Commissioners set called meeting on mall purchase
As more details fall into place — and more come to light — the chairman of the Rowan County Board of Commissioners has called a special meeting Monday to take a final vote on buying Salisbury Mall.
A recently completed Phase II environmental study raised no red flags. And many of the mall’s remaining tenants “seem to be satisfied” with the situation, according to County Manager Gary Page.
Among the businesses he includes in that group are Badcock Furniture. Books-A-Million, Dollar Tree and K&W.
Thelma’s restaurant also plans to stay and is negotiating to use the space formerly occupied by a steakhouse, Page said.
Commissioners voted last month to buy the mall and were expected to close on the $3.45 million purchase earlier this week.

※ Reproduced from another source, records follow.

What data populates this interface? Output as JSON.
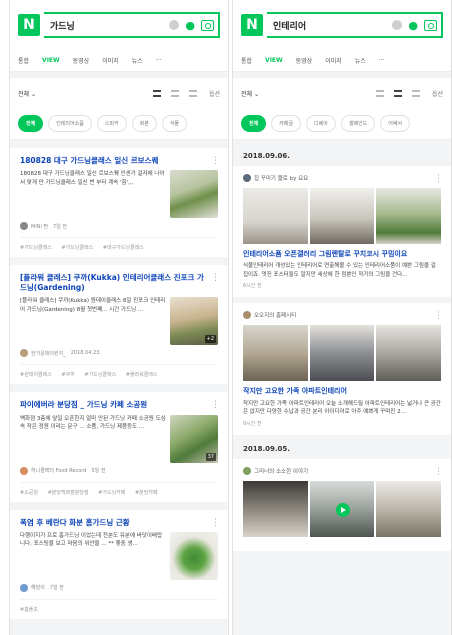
{
  "left": {
    "query": "가드닝",
    "tabs": [
      "통합",
      "VIEW",
      "동영상",
      "이미지",
      "뉴스",
      "···"
    ],
    "sort": "전체 ⌄",
    "option": "옵션",
    "chips": [
      "전체",
      "인테리어소품",
      "스피커",
      "화분",
      "식물"
    ],
    "cards": [
      {
        "title": "180828 대구 가드닝클래스 일신 르보스퀘",
        "text": "180828 대구 가드닝클래스 일신 르보스퀘 인센가 걸자에 나어서 맞게 만 가드닝클래스 일신 번 부터 계속 '힘',,,",
        "author": "MiNi 찐",
        "date": "7일 전",
        "badge": "",
        "tags": [
          "#가드닝클래스",
          "#가드닝클래스",
          "#대구가드닝클래스"
        ]
      },
      {
        "title": "[플라워 클래스] 쿠까(Kukka) 인테리어클래스 진포크 가드닝(Gardening)",
        "text": "[플라워 클래스] 쿠까(Kukka) 원데이클래스 8일 진포크 인테리어 가드닝(Gardening) 8월 첫번째... 시간 가드닝 ...",
        "author": "한가운데이런지_",
        "date": "2018.04.23.",
        "badge": "+2",
        "tags": [
          "#원데이클래스",
          "#쿠까",
          "#가드닝클래스",
          "#플라워클래스"
        ]
      },
      {
        "title": "파이에버라 분당점 _ 가드닝 카페 소공원",
        "text": "백화점 3층에 앞일 오픈한지 얼마 안된 가드닝 카페 소공원 도심 속 작은 정원 이라는 문구 ... 소품, 가드닝 제품등도 ...",
        "author": "허니콜렉터 Food Record",
        "date": "5일 전",
        "badge": "37",
        "tags": [
          "#소공원",
          "#분당백화점분당점",
          "#가드닝카페",
          "#분당카페"
        ]
      },
      {
        "title": "폭염 후 베란다 화분 홈가드닝 근황",
        "text": "다행이지가 프로 홈가드닝 이었는데 전분도 유분에 바닷이배랍니다. 포스팅을 보고 마음의 위안을 ... ** 좋중 생...",
        "author": "해담이",
        "date": "7일 전",
        "badge": "",
        "tags": [
          "#홈플초"
        ]
      }
    ]
  },
  "right": {
    "query": "인테리어",
    "tabs": [
      "통합",
      "VIEW",
      "동영상",
      "이미지",
      "뉴스",
      "···"
    ],
    "sort": "전체 ⌄",
    "option": "옵션",
    "chips": [
      "전체",
      "카페글",
      "디베아",
      "셀페인드",
      "어쎄서"
    ],
    "date1": "2018.09.06.",
    "feed1": {
      "author": "집 꾸미기 블로 by 요요",
      "title": "인테리어소품 오픈갤러리 그림렌탈로 꾸치코시 꾸밈이요",
      "desc": "식물인테리어 개성있는 인테리어로 연출해볼 수 있는 인테리어소품이 예쁜 그림을 걸 집이죠. 멋진 포스터들도 알지만 세상에 한 점뿐인 작가의 그림을 건다...",
      "date": "6시간 전"
    },
    "feed2": {
      "author": "오오지의 홈페시티",
      "title": "작지만 고요한 가족 아파트인테리어",
      "desc": "작지만 고요한 가족 아파트인테리어 오늘 소개해드릴 아파트인테리어는 넓거나 큰 공간은 없지만 다양한 수납과 공간 분리 아이디어로 아주 예쁘게 꾸며진 2...",
      "date": "9시간 전"
    },
    "date2": "2018.09.05.",
    "feed3": {
      "author": "그리너의 소소한 이야기"
    }
  }
}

Instead, they delayed the closing until Dec. 16. Page said at the time financial issues had arisen that could affect commissioners’ decision.
One surprise the county encountered involves the Salisbury Cinemas, which shut down in early November because of sewage backups, said to have started in July. Namdar Realty Group of New York, which owns the mall and cinema, did not make repairs.
The cinema lease was generating $72,000 a year for the mall owner, and commissioners had hoped it could reopen soon.
According to Page, when county officials were meeting with the mall manager to assess the sewage problem recently, two trucks pulled up to the cinema. An earlier agreement with cinema operator stipulated that he could take the new seats he had installed, once he reached the end of his lease, Page said. But in addition to unbolting and carrying out the seats, the truck crews took the theater’s sound equipment, popcorn machine and other equipment.
“Technically, that’s one of the issues,” Page said.
Namdar, through its limited liability corporation North Salisbury Realty, bought the mall property in foreclosure in March 2012 for $2.5 million. That included the mall, cinema, K&W land and the Bojangles at 1939 Jake Alexander Blvd.
Some property excluded
The county’s $3.45 million purchase would not include all that property, however. Namdar separated Bojangles from the rest when he put the property up for auction in September. North Salisbury Realty sold the Bojangles building and property last month for $1.2 million.
The buyer listed on documents in the Register of Deeds’ office is Jean M. Mayer, trustee of the Jean Mayer Charitable Remainder Trust, of 43888 N. Fork Drive, Kaweah, Calif.
Page said the Bojangles parcel was never included in Rowan County’s deal and its sale had no impact on the county’s bid.
In the purchase agreement, the county is allowing the transaction to be treated as a “gift sale.” Namdar will be able to declare any difference between the $3.45 million sale price and the property’s appraised value as a donation for tax purposes. The county has assessed the value of the mall parcel alone at more than $6 million; the cinema and K&W land add another $1.1 million. Appraisals may come in higher.
Namdar also will be allowed to treat the transaction as a ”1031 exchange,” another tax-deferment tool that sellers of commercial property use.
No cost to taxpayers
Page says the purchase itself will not cost county taxpayers anything, since lease income is expected to cover overhead. Costs will arise only as the county retrofits the 320,000-square-foot building for new uses. Commissioners have talked about moving a few offices to the mall soon, such as the Board of Elections and the Veterans Service Office. The county would also build fences on the property to contain the county’s transportation department and new Sheriff’s Office lot for impounded vehicles, Page has said. The sheriff currently leases space to store the vehicles.
With Belk and JCPenney moving out of the mall earlier this year, large spaces remain empty.
Page calls the purchase a “leap of faith,” with the county buying the property at a fair price and systematically developing it over 15 to 20 years. That could cost $10 million to $15 million, he said.
Once the sale is official, the county will develop a long-range plan. Page said he doesn’t see the Justice Center figuring into the plan in the immediate future, since the county has invested millions in the courthouse and jail, including the recent completion of space for 48 inmates and two courtrooms.
“That justice center will meet the needs of the county for the next 20-plus years,” he said. “...In my opinion, the jail downtown is the anchor that you just can’t walk away from.”
He recently signed a three-year lease for office space downtown for probation officers. It would not make sense, he said, to put those offices at the mall when they’re so closely tied to the courthouse and jail.
One part of the county’s due diligence on the mall purchase was environmental testing. A Phase I study found a 50-gallon, above-ground diesel tank on the property, installed to fuel an emergency generator. For a Phase II study, ESP Associates took borings of the soil near the tank and tested them for petroleum hydrocarbons, diesel and gasoline range organics. ESP’s report, released Wednesday, said “all analytes were reported to be below laboratory reporting limits.”
Commissioners will meet 1 p.m. Monday on the second floor of the J. Newton Cohen Sr. Rowan County Administration Building, 130 W. Innes St. The agenda calls for them first to consider accepting a grant from the Salisbury Community Foundation for the Department of Social Services. Then they’ll go into closed session to discuss the mall purchase.
After that, Page says commissioners will go back into open session and “vote to stay the course or to stop.”